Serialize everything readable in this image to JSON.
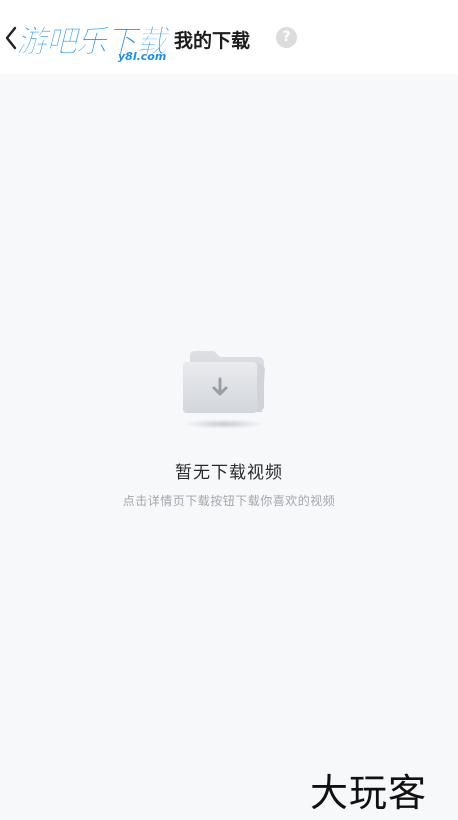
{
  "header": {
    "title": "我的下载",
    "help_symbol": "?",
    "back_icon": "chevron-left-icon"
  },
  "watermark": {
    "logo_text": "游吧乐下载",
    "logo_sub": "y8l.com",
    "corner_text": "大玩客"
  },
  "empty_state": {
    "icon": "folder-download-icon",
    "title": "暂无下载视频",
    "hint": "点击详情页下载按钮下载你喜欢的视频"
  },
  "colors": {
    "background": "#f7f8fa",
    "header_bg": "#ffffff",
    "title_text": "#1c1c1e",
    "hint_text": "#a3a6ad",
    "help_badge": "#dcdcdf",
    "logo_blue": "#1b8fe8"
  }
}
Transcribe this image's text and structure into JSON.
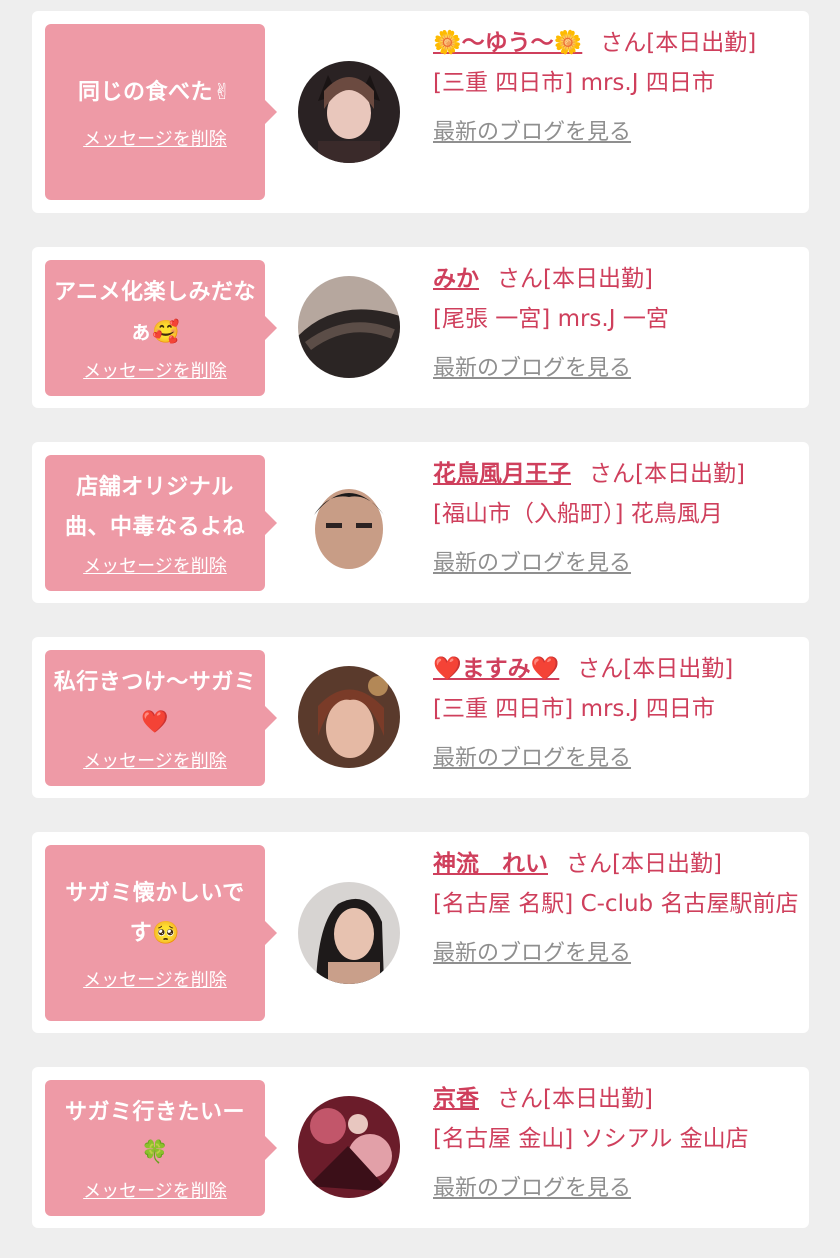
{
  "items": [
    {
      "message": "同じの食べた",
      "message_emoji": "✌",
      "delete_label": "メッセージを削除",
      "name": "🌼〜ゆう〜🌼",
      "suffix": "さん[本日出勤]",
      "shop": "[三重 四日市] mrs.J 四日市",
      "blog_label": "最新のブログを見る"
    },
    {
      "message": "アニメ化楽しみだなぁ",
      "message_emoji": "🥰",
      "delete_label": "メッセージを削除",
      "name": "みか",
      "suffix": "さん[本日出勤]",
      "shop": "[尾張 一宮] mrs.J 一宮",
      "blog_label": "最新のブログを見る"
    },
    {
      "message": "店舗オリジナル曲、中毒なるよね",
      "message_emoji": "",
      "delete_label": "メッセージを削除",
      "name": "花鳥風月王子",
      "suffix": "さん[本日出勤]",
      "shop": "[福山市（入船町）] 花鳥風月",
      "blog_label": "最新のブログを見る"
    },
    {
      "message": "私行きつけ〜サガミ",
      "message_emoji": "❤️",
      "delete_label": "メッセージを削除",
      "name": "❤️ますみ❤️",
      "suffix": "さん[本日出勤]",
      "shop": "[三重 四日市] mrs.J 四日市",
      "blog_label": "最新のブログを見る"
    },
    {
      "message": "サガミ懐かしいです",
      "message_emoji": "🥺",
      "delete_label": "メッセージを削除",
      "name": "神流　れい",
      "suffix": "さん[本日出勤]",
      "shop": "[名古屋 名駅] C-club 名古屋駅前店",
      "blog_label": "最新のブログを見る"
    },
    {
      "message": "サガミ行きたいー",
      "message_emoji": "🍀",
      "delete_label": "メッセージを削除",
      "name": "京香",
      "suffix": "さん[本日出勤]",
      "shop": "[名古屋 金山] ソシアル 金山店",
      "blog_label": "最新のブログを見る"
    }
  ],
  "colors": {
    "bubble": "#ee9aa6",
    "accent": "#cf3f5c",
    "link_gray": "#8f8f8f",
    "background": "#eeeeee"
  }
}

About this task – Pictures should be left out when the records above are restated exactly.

Exercise answer –
Serialize everything readable in this image to JSON.
{
  "header": {
    "title": "我的下载",
    "help_symbol": "?",
    "back_icon": "chevron-left-icon"
  },
  "watermark": {
    "logo_text": "游吧乐下载",
    "logo_sub": "y8l.com",
    "corner_text": "大玩客"
  },
  "empty_state": {
    "icon": "folder-download-icon",
    "title": "暂无下载视频",
    "hint": "点击详情页下载按钮下载你喜欢的视频"
  },
  "colors": {
    "background": "#f7f8fa",
    "header_bg": "#ffffff",
    "title_text": "#1c1c1e",
    "hint_text": "#a3a6ad",
    "help_badge": "#dcdcdf",
    "logo_blue": "#1b8fe8"
  }
}
Transcribe this image's text and structure into JSON.
{
  "items": [
    {
      "message": "同じの食べた",
      "message_emoji": "✌",
      "delete_label": "メッセージを削除",
      "name": "🌼〜ゆう〜🌼",
      "suffix": "さん[本日出勤]",
      "shop": "[三重 四日市] mrs.J 四日市",
      "blog_label": "最新のブログを見る"
    },
    {
      "message": "アニメ化楽しみだなぁ",
      "message_emoji": "🥰",
      "delete_label": "メッセージを削除",
      "name": "みか",
      "suffix": "さん[本日出勤]",
      "shop": "[尾張 一宮] mrs.J 一宮",
      "blog_label": "最新のブログを見る"
    },
    {
      "message": "店舗オリジナル曲、中毒なるよね",
      "message_emoji": "",
      "delete_label": "メッセージを削除",
      "name": "花鳥風月王子",
      "suffix": "さん[本日出勤]",
      "shop": "[福山市（入船町）] 花鳥風月",
      "blog_label": "最新のブログを見る"
    },
    {
      "message": "私行きつけ〜サガミ",
      "message_emoji": "❤️",
      "delete_label": "メッセージを削除",
      "name": "❤️ますみ❤️",
      "suffix": "さん[本日出勤]",
      "shop": "[三重 四日市] mrs.J 四日市",
      "blog_label": "最新のブログを見る"
    },
    {
      "message": "サガミ懐かしいです",
      "message_emoji": "🥺",
      "delete_label": "メッセージを削除",
      "name": "神流　れい",
      "suffix": "さん[本日出勤]",
      "shop": "[名古屋 名駅] C-club 名古屋駅前店",
      "blog_label": "最新のブログを見る"
    },
    {
      "message": "サガミ行きたいー",
      "message_emoji": "🍀",
      "delete_label": "メッセージを削除",
      "name": "京香",
      "suffix": "さん[本日出勤]",
      "shop": "[名古屋 金山] ソシアル 金山店",
      "blog_label": "最新のブログを見る"
    }
  ],
  "colors": {
    "bubble": "#ee9aa6",
    "accent": "#cf3f5c",
    "link_gray": "#8f8f8f",
    "background": "#eeeeee"
  }
}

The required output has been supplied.